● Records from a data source
- Opening Delimiter -

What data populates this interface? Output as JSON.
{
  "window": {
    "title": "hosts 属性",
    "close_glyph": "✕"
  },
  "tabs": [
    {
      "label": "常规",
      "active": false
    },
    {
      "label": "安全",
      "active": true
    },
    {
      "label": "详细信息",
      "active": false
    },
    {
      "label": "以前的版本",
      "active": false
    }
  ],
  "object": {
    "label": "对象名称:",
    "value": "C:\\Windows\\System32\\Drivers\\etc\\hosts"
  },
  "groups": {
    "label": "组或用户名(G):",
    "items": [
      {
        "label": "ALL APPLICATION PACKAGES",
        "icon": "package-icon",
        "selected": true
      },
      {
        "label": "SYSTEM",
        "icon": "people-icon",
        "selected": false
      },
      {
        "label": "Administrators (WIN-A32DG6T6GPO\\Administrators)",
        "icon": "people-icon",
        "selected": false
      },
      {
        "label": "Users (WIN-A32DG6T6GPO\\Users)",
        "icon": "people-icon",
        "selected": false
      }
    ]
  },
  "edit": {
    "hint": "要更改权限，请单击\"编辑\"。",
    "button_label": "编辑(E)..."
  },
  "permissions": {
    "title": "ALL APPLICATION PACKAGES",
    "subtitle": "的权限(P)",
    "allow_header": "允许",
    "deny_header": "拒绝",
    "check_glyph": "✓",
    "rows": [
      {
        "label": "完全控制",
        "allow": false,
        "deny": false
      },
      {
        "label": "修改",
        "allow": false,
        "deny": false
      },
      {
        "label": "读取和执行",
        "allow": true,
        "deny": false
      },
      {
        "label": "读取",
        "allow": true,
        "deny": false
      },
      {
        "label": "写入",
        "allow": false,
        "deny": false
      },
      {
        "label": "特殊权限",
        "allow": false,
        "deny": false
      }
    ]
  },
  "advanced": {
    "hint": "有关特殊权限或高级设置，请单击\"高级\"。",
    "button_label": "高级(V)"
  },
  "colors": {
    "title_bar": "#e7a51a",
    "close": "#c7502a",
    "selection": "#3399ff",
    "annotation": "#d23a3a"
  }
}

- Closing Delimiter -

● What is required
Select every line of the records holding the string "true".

● Your response
      "active": true
        "selected": true
        "allow": true,
        "allow": true,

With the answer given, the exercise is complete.